TASK TO COMPLETE — Search the records for the word "JSON" and copy every line in which it occurs.

AVAILABLE RECORDS —
————
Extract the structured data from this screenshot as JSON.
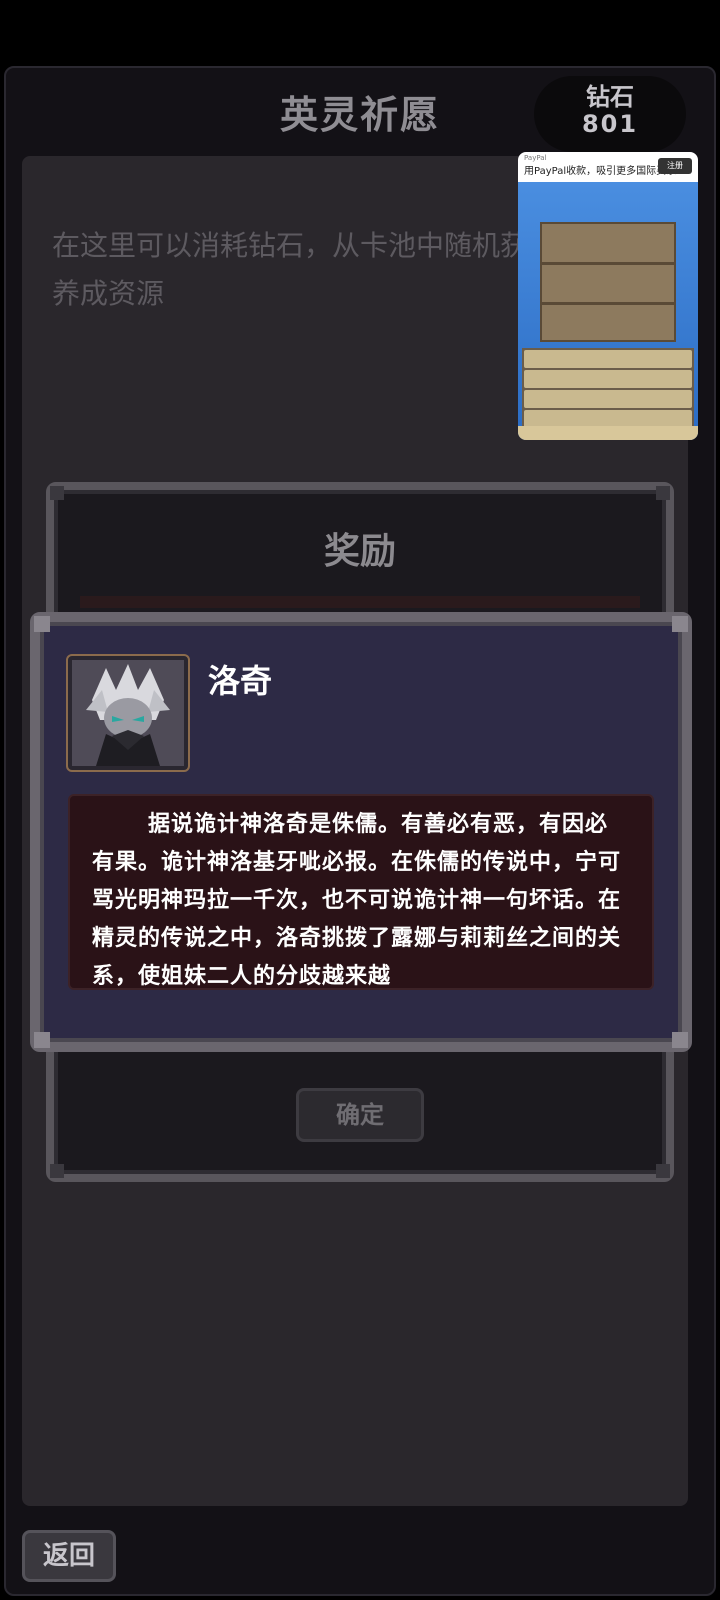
{
  "header": {
    "title": "英灵祈愿",
    "diamond_label": "钻石",
    "diamond_value": "801"
  },
  "description": "在这里可以消耗钻石，从卡池中随机获得英灵和养成资源",
  "ad": {
    "brand": "PayPal",
    "text": "用PayPal收款，吸引更多国际买家",
    "button": "注册"
  },
  "reward_dialog": {
    "title": "奖励",
    "confirm_label": "确定"
  },
  "hero_card": {
    "name": "洛奇",
    "lore": "据说诡计神洛奇是侏儒。有善必有恶，有因必有果。诡计神洛基牙呲必报。在侏儒的传说中，宁可骂光明神玛拉一千次，也不可说诡计神一句坏话。在精灵的传说之中，洛奇挑拨了露娜与莉莉丝之间的关系，使姐妹二人的分歧越来越"
  },
  "footer": {
    "back_label": "返回"
  }
}
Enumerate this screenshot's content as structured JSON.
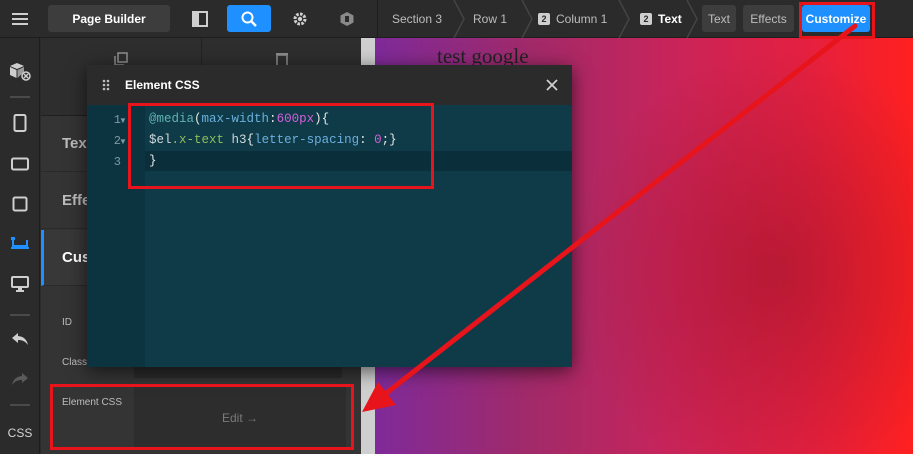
{
  "toolbar": {
    "page_builder_label": "Page Builder",
    "breadcrumbs": [
      {
        "label": "Section 3",
        "badge": ""
      },
      {
        "label": "Row 1",
        "badge": ""
      },
      {
        "label": "Column 1",
        "badge": "2"
      },
      {
        "label": "Text",
        "badge": "2"
      }
    ],
    "modes": {
      "text": "Text",
      "effects": "Effects",
      "customize": "Customize"
    }
  },
  "rail": {
    "css_label": "CSS"
  },
  "panel": {
    "sections": [
      {
        "label": "Text"
      },
      {
        "label": "Effects"
      },
      {
        "label": "Customize"
      }
    ],
    "fields": {
      "id_label": "ID",
      "class_label": "Class",
      "element_css_label": "Element CSS",
      "edit_label": "Edit →"
    }
  },
  "canvas": {
    "heading": "test google"
  },
  "modal": {
    "title": "Element CSS",
    "line_numbers": [
      "1",
      "2",
      "3"
    ],
    "code": {
      "l1_at": "@media",
      "l1_open": "(",
      "l1_prop": "max-width",
      "l1_colon": ":",
      "l1_num": "600px",
      "l1_close": "){",
      "l2_var": "$el",
      "l2_sel": ".x-text",
      "l2_tag": " h3",
      "l2_open": "{",
      "l2_prop": "letter-spacing",
      "l2_colon": ": ",
      "l2_num": "0",
      "l2_close": ";}",
      "l3": "}"
    }
  },
  "colors": {
    "accent": "#1e90ff",
    "annotation_red": "#e8141c",
    "editor_bg": "#0f3a47"
  }
}
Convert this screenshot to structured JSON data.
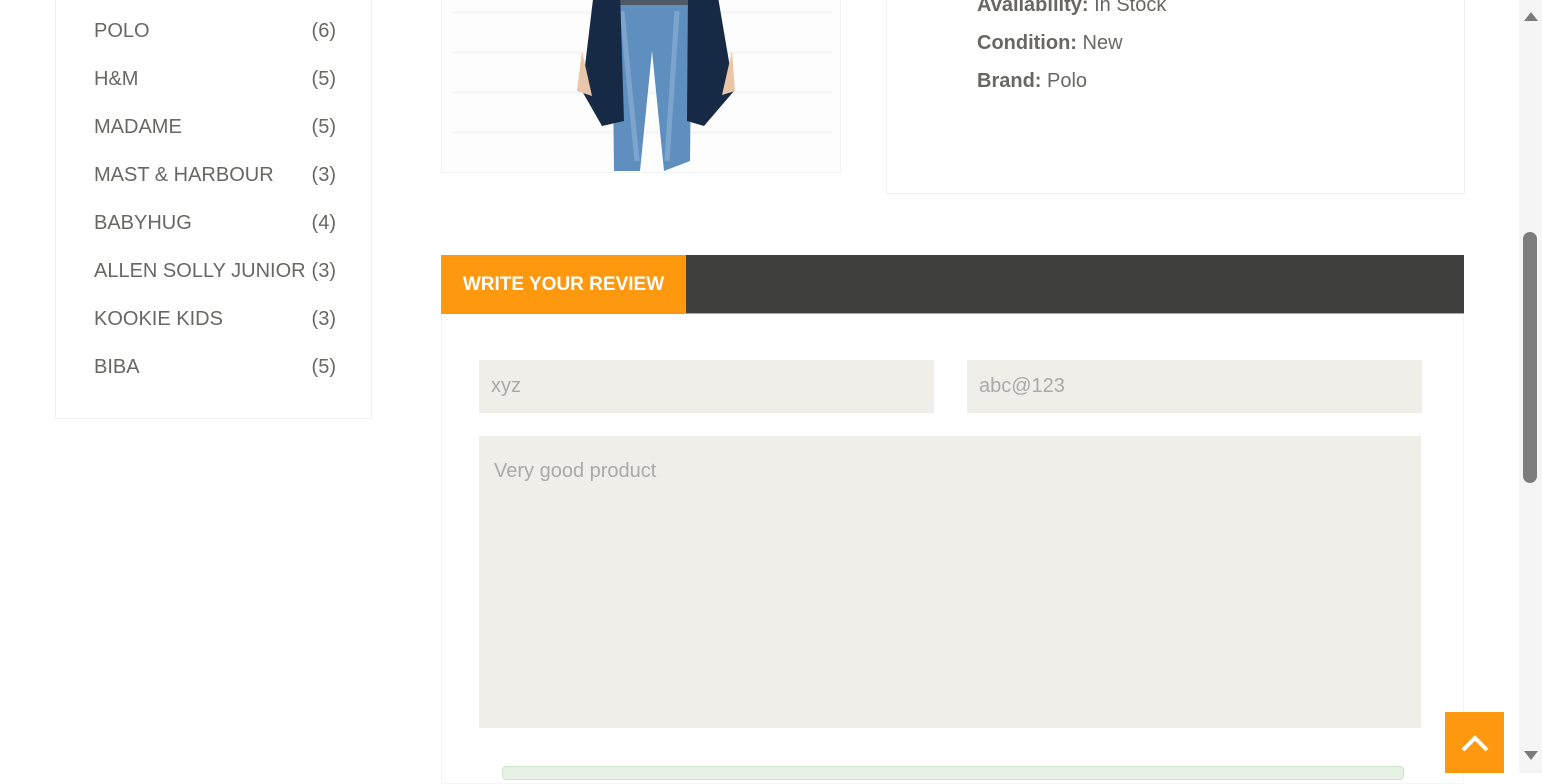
{
  "brands": [
    {
      "name": "POLO",
      "count": "(6)"
    },
    {
      "name": "H&M",
      "count": "(5)"
    },
    {
      "name": "MADAME",
      "count": "(5)"
    },
    {
      "name": "MAST & HARBOUR",
      "count": "(3)"
    },
    {
      "name": "BABYHUG",
      "count": "(4)"
    },
    {
      "name": "ALLEN SOLLY JUNIOR",
      "count": "(3)"
    },
    {
      "name": "KOOKIE KIDS",
      "count": "(3)"
    },
    {
      "name": "BIBA",
      "count": "(5)"
    }
  ],
  "product": {
    "availability_label": "Availability:",
    "availability_value": "In Stock",
    "condition_label": "Condition:",
    "condition_value": "New",
    "brand_label": "Brand:",
    "brand_value": "Polo"
  },
  "review": {
    "tab_label": "WRITE YOUR REVIEW",
    "name_value": "xyz",
    "email_value": "abc@123",
    "message_value": "Very good product"
  },
  "icons": {
    "scroll_top": "chevron-up-icon"
  },
  "colors": {
    "accent": "#fe980f",
    "tabbar": "#40403e",
    "field_bg": "#efeee8"
  }
}
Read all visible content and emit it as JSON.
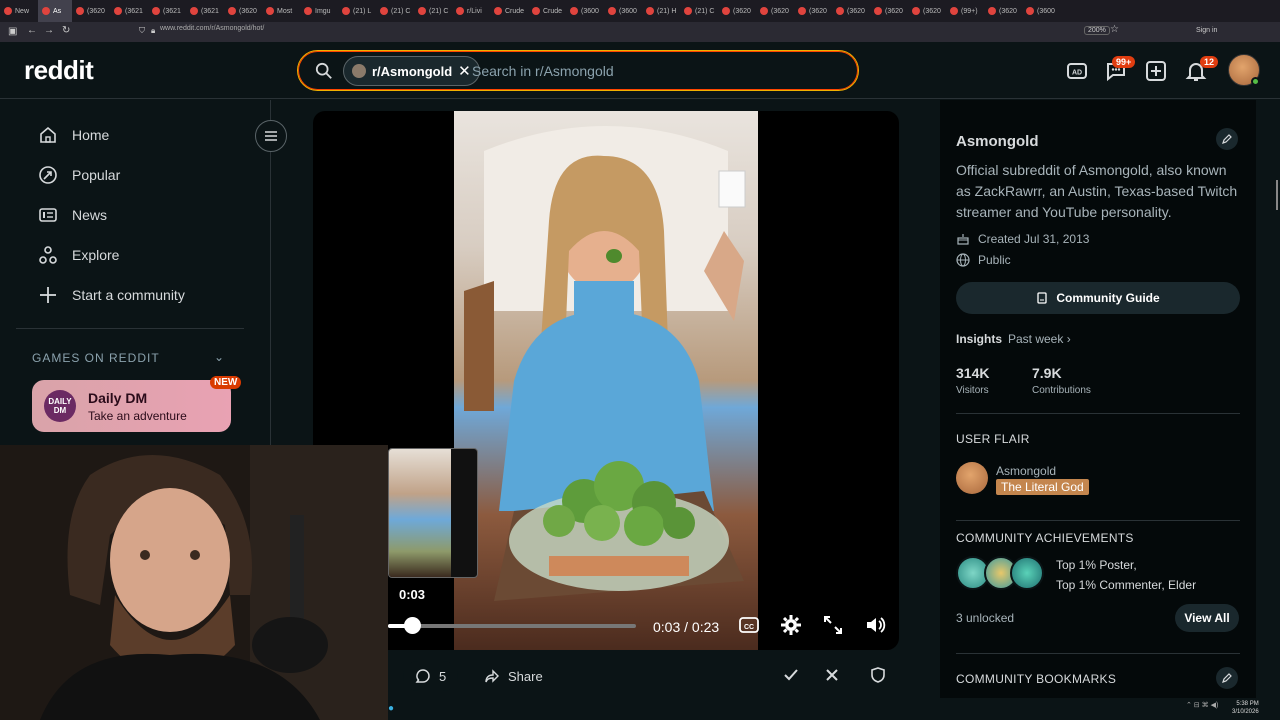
{
  "browser": {
    "tabs": [
      "New",
      "As",
      "(3620",
      "(3621",
      "(3621",
      "(3621",
      "(3620",
      "Most",
      "Imgu",
      "(21) L",
      "(21) C",
      "(21) C",
      "r/Livi",
      "Crude",
      "Crude",
      "(3600",
      "(3600",
      "(21) H",
      "(21) C",
      "(3620",
      "(3620",
      "(3620",
      "(3620",
      "(3620",
      "(3620",
      "(99+)",
      "(3620",
      "(3600"
    ],
    "url": "www.reddit.com/r/Asmongold/hot/",
    "zoom": "200%",
    "signin": "Sign in"
  },
  "header": {
    "logo": "reddit",
    "search_chip": "r/Asmongold",
    "search_placeholder": "Search in r/Asmongold",
    "chat_badge": "99+",
    "notif_badge": "12"
  },
  "sidebar": {
    "items": [
      {
        "label": "Home",
        "icon": "home-icon"
      },
      {
        "label": "Popular",
        "icon": "popular-icon"
      },
      {
        "label": "News",
        "icon": "news-icon"
      },
      {
        "label": "Explore",
        "icon": "explore-icon"
      },
      {
        "label": "Start a community",
        "icon": "plus-icon"
      }
    ],
    "games_header": "GAMES ON REDDIT",
    "daily_dm": {
      "logo": "DAILY DM",
      "title": "Daily DM",
      "subtitle": "Take an adventure",
      "badge": "NEW"
    }
  },
  "video": {
    "thumb_time": "0:03",
    "time": "0:03 / 0:23",
    "progress": 0.13
  },
  "actions": {
    "comments": "5",
    "share": "Share"
  },
  "rightbar": {
    "name": "Asmongold",
    "description": "Official subreddit of Asmongold, also known as ZackRawrr, an Austin, Texas-based Twitch streamer and YouTube personality.",
    "created": "Created Jul 31, 2013",
    "visibility": "Public",
    "guide": "Community Guide",
    "insights": "Insights",
    "insights_period": "Past week",
    "stats": [
      {
        "value": "314K",
        "label": "Visitors"
      },
      {
        "value": "7.9K",
        "label": "Contributions"
      }
    ],
    "user_flair_title": "USER FLAIR",
    "flair_name": "Asmongold",
    "flair_tag": "The Literal God",
    "achievements_title": "COMMUNITY ACHIEVEMENTS",
    "achievements_line1": "Top 1% Poster,",
    "achievements_line2": "Top 1% Commenter, Elder",
    "unlocked": "3 unlocked",
    "view_all": "View All",
    "bookmarks_title": "COMMUNITY BOOKMARKS"
  },
  "taskbar": {
    "time": "5:38 PM",
    "date": "3/10/2026"
  },
  "colors": {
    "bg": "#0b1416",
    "accent": "#ff4500",
    "flair": "#c4864e"
  }
}
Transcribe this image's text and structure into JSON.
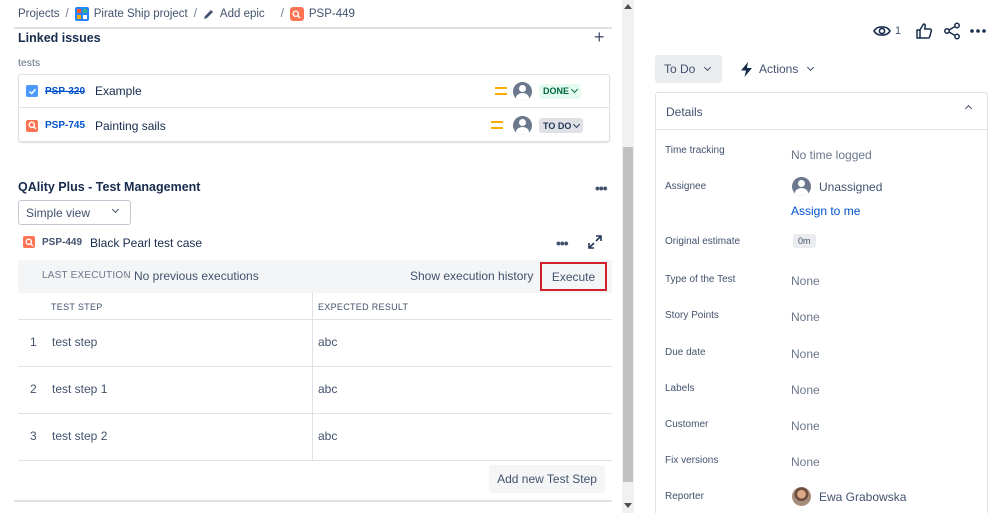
{
  "breadcrumb": {
    "projects": "Projects",
    "project": "Pirate Ship project",
    "add_epic": "Add epic",
    "issue_key": "PSP-449",
    "separator": "/"
  },
  "linked_issues": {
    "title": "Linked issues",
    "add_icon": "plus-icon",
    "relation": "tests",
    "items": [
      {
        "type_icon": "checkbox-icon",
        "type_color": "#4c9aff",
        "key": "PSP-320",
        "summary": "Example",
        "status": "DONE",
        "status_color": "#006644"
      },
      {
        "type_icon": "search-icon",
        "type_color": "#ff7452",
        "key": "PSP-745",
        "summary": "Painting sails",
        "status": "TO DO",
        "status_color": "#253858"
      }
    ],
    "priority_color": "#ffab00"
  },
  "qality": {
    "title": "QAlity Plus - Test Management",
    "view_select": "Simple view",
    "test_case_key": "PSP-449",
    "test_case_name": "Black Pearl test case",
    "last_execution_label": "LAST EXECUTION",
    "last_execution_value": "No previous executions",
    "show_history": "Show execution history",
    "execute": "Execute",
    "execute_highlight_color": "#d0202a",
    "col_step": "TEST STEP",
    "col_result": "EXPECTED RESULT",
    "steps": [
      {
        "num": "1",
        "step": "test step",
        "result": "abc"
      },
      {
        "num": "2",
        "step": "test step 1",
        "result": "abc"
      },
      {
        "num": "3",
        "step": "test step 2",
        "result": "abc"
      }
    ],
    "add_step": "Add new Test Step"
  },
  "toolbar": {
    "watchers": "1",
    "watch_icon": "eye-icon",
    "like_icon": "thumbs-up-icon",
    "share_icon": "share-icon",
    "more_icon": "more-icon"
  },
  "status_button": "To Do",
  "actions_button": "Actions",
  "details": {
    "title": "Details",
    "fields": {
      "time_tracking": {
        "label": "Time tracking",
        "value": "No time logged"
      },
      "assignee": {
        "label": "Assignee",
        "value": "Unassigned",
        "link": "Assign to me"
      },
      "original_estimate": {
        "label": "Original estimate",
        "value": "0m"
      },
      "type_of_test": {
        "label": "Type of the Test",
        "value": "None"
      },
      "story_points": {
        "label": "Story Points",
        "value": "None"
      },
      "due_date": {
        "label": "Due date",
        "value": "None"
      },
      "labels": {
        "label": "Labels",
        "value": "None"
      },
      "customer": {
        "label": "Customer",
        "value": "None"
      },
      "fix_versions": {
        "label": "Fix versions",
        "value": "None"
      },
      "reporter": {
        "label": "Reporter",
        "value": "Ewa Grabowska"
      }
    }
  },
  "accent_link_color": "#0052cc"
}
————
ANSWER AREA —
Extract the structured data from this screenshot as JSON.
Enumerate this screenshot's content as structured JSON.
Convert this screenshot to structured JSON data.
Read all visible content and emit it as JSON.
Transcribe this image's text and structure into JSON.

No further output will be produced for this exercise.